#### Provided records:
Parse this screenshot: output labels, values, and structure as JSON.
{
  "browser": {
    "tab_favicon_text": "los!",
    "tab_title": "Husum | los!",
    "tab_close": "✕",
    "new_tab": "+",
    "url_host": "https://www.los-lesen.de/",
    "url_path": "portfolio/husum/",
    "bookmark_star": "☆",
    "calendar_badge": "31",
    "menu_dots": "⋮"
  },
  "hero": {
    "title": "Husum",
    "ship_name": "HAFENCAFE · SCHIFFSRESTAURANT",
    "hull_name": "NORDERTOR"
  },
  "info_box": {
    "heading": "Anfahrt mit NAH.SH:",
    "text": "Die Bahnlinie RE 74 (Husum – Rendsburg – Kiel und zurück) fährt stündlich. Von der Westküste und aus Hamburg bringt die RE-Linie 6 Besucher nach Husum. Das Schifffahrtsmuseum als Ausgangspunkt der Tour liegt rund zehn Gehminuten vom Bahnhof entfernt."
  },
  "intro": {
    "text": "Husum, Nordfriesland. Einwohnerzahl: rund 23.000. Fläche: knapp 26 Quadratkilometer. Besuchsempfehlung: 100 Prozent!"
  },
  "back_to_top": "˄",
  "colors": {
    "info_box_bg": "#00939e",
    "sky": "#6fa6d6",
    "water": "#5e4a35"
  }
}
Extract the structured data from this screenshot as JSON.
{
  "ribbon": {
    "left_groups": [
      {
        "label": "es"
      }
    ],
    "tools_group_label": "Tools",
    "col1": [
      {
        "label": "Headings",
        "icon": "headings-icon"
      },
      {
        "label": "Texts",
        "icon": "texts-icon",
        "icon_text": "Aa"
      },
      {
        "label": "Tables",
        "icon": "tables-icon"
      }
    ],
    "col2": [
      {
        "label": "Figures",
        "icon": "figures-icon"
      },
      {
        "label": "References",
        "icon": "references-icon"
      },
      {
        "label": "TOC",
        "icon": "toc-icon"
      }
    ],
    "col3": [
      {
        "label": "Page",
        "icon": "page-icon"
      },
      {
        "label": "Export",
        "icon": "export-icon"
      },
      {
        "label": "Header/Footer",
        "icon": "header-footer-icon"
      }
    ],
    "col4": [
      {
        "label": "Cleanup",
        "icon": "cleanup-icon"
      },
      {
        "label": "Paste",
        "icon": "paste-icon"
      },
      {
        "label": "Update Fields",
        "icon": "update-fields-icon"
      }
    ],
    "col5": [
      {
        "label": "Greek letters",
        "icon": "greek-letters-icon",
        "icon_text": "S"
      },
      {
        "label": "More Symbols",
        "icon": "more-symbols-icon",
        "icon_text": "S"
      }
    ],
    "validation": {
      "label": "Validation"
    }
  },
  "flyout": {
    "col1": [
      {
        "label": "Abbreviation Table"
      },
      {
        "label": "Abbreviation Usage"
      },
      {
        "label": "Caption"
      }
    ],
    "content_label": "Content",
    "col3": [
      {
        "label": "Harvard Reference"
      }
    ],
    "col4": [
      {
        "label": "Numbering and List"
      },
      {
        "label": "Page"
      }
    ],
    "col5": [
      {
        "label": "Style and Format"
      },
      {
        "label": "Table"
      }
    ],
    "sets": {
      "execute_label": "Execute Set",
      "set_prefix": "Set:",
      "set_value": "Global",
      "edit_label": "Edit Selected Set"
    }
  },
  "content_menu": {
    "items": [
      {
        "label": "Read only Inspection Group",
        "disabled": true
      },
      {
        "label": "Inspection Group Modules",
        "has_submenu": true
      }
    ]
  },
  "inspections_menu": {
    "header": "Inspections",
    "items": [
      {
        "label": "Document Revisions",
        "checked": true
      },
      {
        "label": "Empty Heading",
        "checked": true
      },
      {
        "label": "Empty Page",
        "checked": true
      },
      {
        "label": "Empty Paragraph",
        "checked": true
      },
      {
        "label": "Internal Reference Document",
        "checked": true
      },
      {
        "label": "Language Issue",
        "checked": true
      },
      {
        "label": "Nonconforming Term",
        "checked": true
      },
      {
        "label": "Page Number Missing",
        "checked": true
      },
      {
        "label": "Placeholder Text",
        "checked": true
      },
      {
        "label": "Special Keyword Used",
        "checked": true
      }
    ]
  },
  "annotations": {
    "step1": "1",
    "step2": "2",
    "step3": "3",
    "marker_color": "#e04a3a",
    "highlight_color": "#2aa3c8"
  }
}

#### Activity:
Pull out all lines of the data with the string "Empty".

#### Answer to this exercise:
        "label": "Empty Heading",
        "label": "Empty Page",
        "label": "Empty Paragraph",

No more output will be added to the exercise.